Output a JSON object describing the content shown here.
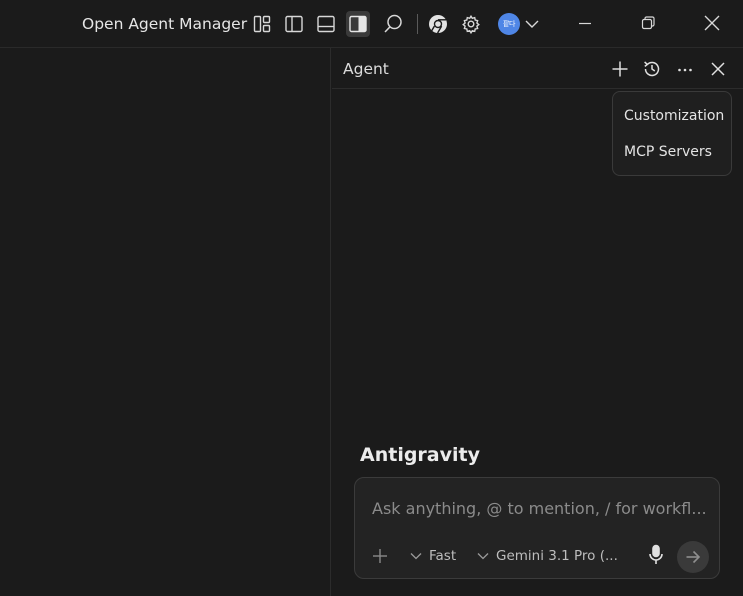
{
  "titlebar": {
    "open_agent_manager_label": "Open Agent Manager",
    "avatar_text": "팥다",
    "icons": [
      "customize-layout-icon",
      "toggle-primary-sidebar-icon",
      "toggle-panel-icon",
      "toggle-secondary-sidebar-icon",
      "search-icon",
      "chrome-icon",
      "settings-gear-icon",
      "chevron-down-icon",
      "minimize-icon",
      "restore-icon",
      "close-icon"
    ]
  },
  "agent_panel": {
    "title": "Agent",
    "header_icons": [
      "new-chat-icon",
      "history-icon",
      "more-icon",
      "close-icon"
    ],
    "menu": {
      "items": [
        {
          "label": "Customization"
        },
        {
          "label": "MCP Servers"
        }
      ]
    },
    "brand": "Antigravity",
    "chat": {
      "placeholder": "Ask anything, @ to mention, / for workfl...",
      "mode_label": "Fast",
      "model_label": "Gemini 3.1 Pro (..."
    }
  },
  "colors": {
    "background": "#1b1b1b",
    "avatar": "#4f86e6",
    "border": "#3b3b3b"
  }
}
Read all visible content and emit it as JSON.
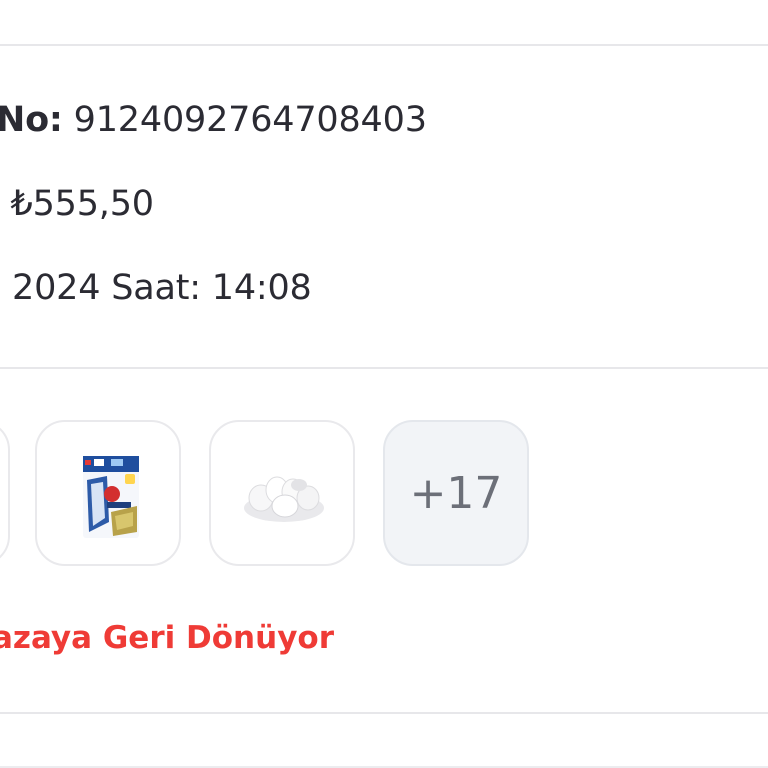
{
  "order": {
    "number_label": "No:",
    "number_value": "9124092764708403",
    "amount_prefix": ":",
    "amount_value": "₺555,50",
    "date_text": "2024 Saat: 14:08"
  },
  "items": {
    "thumbnails": [
      {
        "icon": "product-image-partial"
      },
      {
        "icon": "frozen-food-package-image"
      },
      {
        "icon": "eggs-image"
      }
    ],
    "more_count": "+17"
  },
  "status": {
    "text": "azaya Geri Dönüyor",
    "color": "#ef3b36"
  }
}
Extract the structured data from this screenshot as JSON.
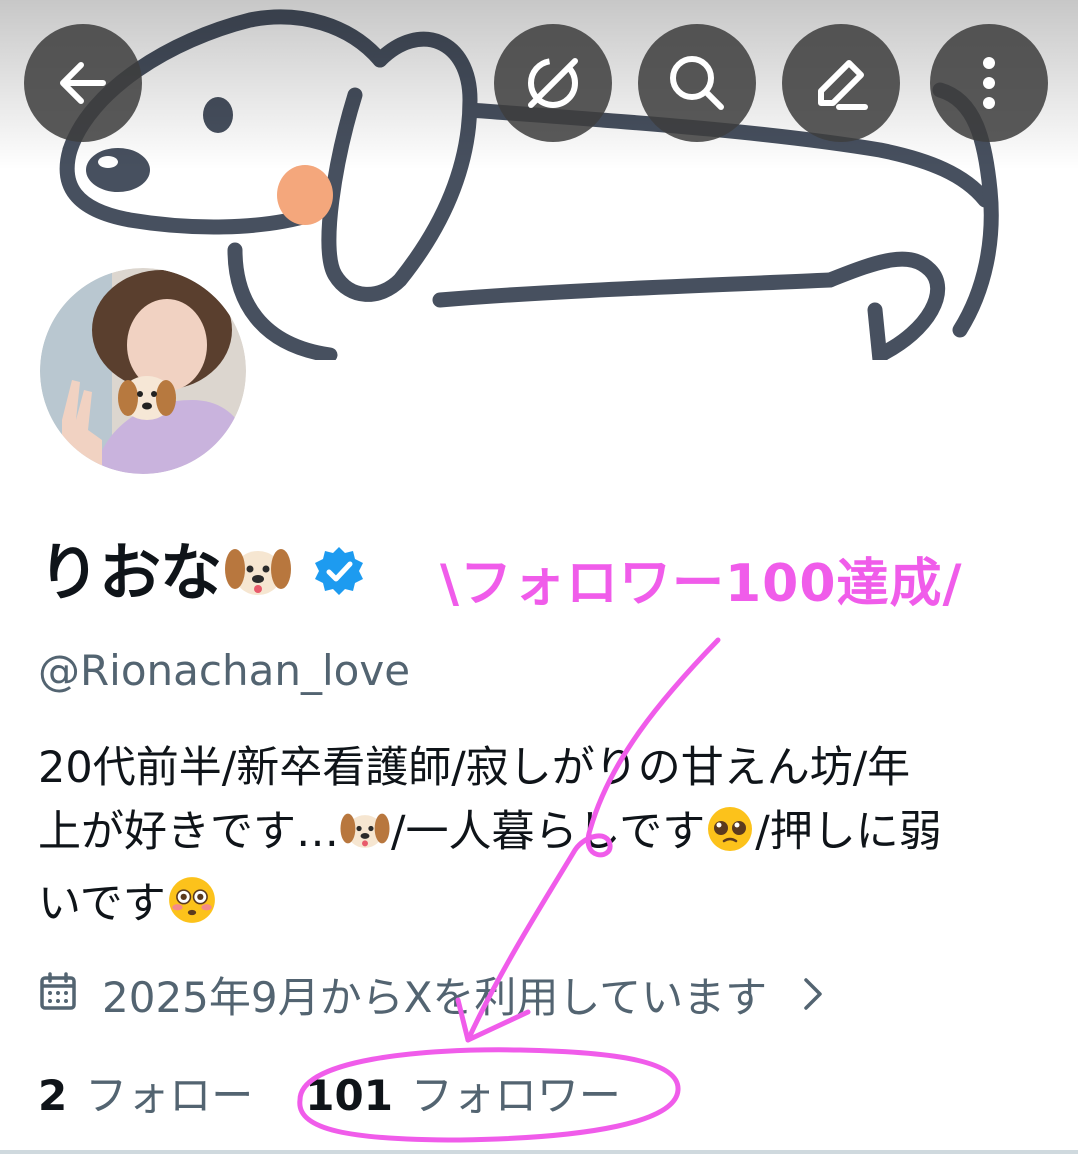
{
  "topbar": {
    "back": "arrow-left-icon",
    "grok": "grok-icon",
    "search": "search-icon",
    "edit": "edit-pen-icon",
    "more": "more-vertical-icon"
  },
  "profile": {
    "display_name": "りおな",
    "name_emoji": "dog-face-emoji",
    "verified": "verified-badge-icon",
    "handle": "@Rionachan_love",
    "bio": {
      "line1": "20代前半/新卒看護師/寂しがりの甘えん坊/年",
      "line2a": "上が好きです…",
      "line2b": "/一人暮らしです",
      "line2c": "/押しに弱",
      "line3": "いです"
    },
    "joined": "2025年9月からXを利用しています",
    "following_count": "2",
    "following_label": "フォロー",
    "followers_count": "101",
    "followers_label": "フォロワー"
  },
  "annotation": {
    "text": "\\フォロワー100達成/",
    "color": "#f05cea"
  },
  "colors": {
    "text": "#0f1419",
    "secondary": "#536471",
    "verified": "#1d9bf0",
    "dog_line": "#47505f",
    "dog_cheek": "#f4a77c",
    "annotation": "#f05cea"
  }
}
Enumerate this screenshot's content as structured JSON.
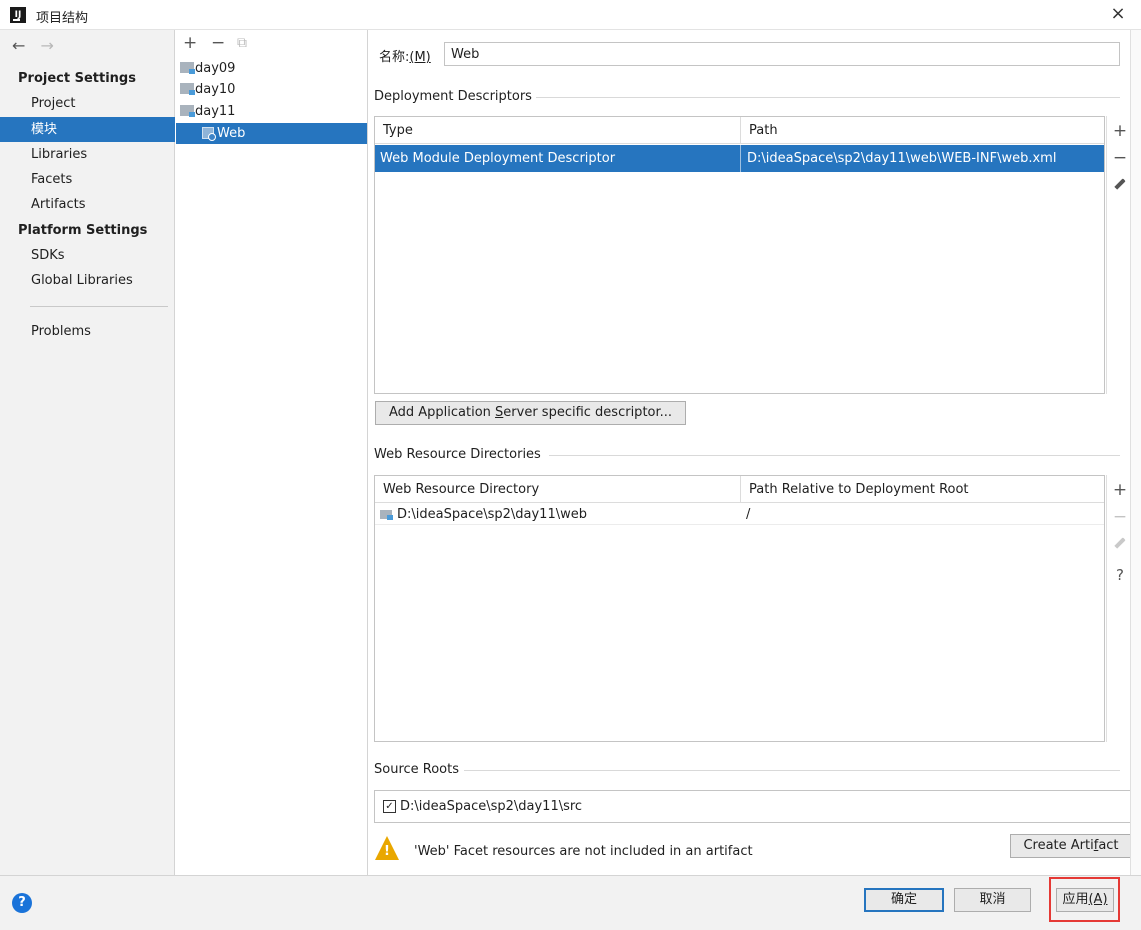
{
  "window": {
    "title": "项目结构",
    "close_symbol": "×"
  },
  "sidebar": {
    "back_symbol": "←",
    "forward_symbol": "→",
    "project_settings_heading": "Project Settings",
    "project_items": [
      {
        "label": "Project",
        "selected": false
      },
      {
        "label": "模块",
        "selected": true
      },
      {
        "label": "Libraries",
        "selected": false
      },
      {
        "label": "Facets",
        "selected": false
      },
      {
        "label": "Artifacts",
        "selected": false
      }
    ],
    "platform_settings_heading": "Platform Settings",
    "platform_items": [
      {
        "label": "SDKs"
      },
      {
        "label": "Global Libraries"
      }
    ],
    "problems_label": "Problems"
  },
  "tree": {
    "add_symbol": "+",
    "remove_symbol": "−",
    "copy_symbol": "⧉",
    "modules": [
      {
        "label": "day09"
      },
      {
        "label": "day10"
      },
      {
        "label": "day11"
      }
    ],
    "facet": {
      "label": "Web",
      "selected": true
    }
  },
  "content": {
    "name_label": "名称:",
    "name_mnemonic": "(M)",
    "name_value": "Web",
    "deployment": {
      "title": "Deployment Descriptors",
      "columns": [
        "Type",
        "Path"
      ],
      "rows": [
        {
          "type": "Web Module Deployment Descriptor",
          "path": "D:\\ideaSpace\\sp2\\day11\\web\\WEB-INF\\web.xml"
        }
      ],
      "add_descriptor_prefix": "Add Application ",
      "add_descriptor_mnemonic": "S",
      "add_descriptor_suffix": "erver specific descriptor..."
    },
    "web_resources": {
      "title": "Web Resource Directories",
      "columns": [
        "Web Resource Directory",
        "Path Relative to Deployment Root"
      ],
      "rows": [
        {
          "directory": "D:\\ideaSpace\\sp2\\day11\\web",
          "relative_path": "/"
        }
      ],
      "help_symbol": "?"
    },
    "source_roots": {
      "title": "Source Roots",
      "items": [
        {
          "path": "D:\\ideaSpace\\sp2\\day11\\src",
          "checked": true
        }
      ]
    },
    "warning": {
      "text": "'Web' Facet resources are not included in an artifact",
      "create_artifact_prefix": "Create Arti",
      "create_artifact_mnemonic": "f",
      "create_artifact_suffix": "act"
    }
  },
  "footer": {
    "help_symbol": "?",
    "ok_label": "确定",
    "cancel_label": "取消",
    "apply_label": "应用",
    "apply_mnemonic": "(A)"
  },
  "colors": {
    "selection": "#2675bf",
    "warning": "#e9a700",
    "highlight": "#e53935",
    "help": "#1a73d9"
  }
}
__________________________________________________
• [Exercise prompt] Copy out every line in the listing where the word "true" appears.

• [Written answer]
        "selected": true
      "selected": true
          "checked": true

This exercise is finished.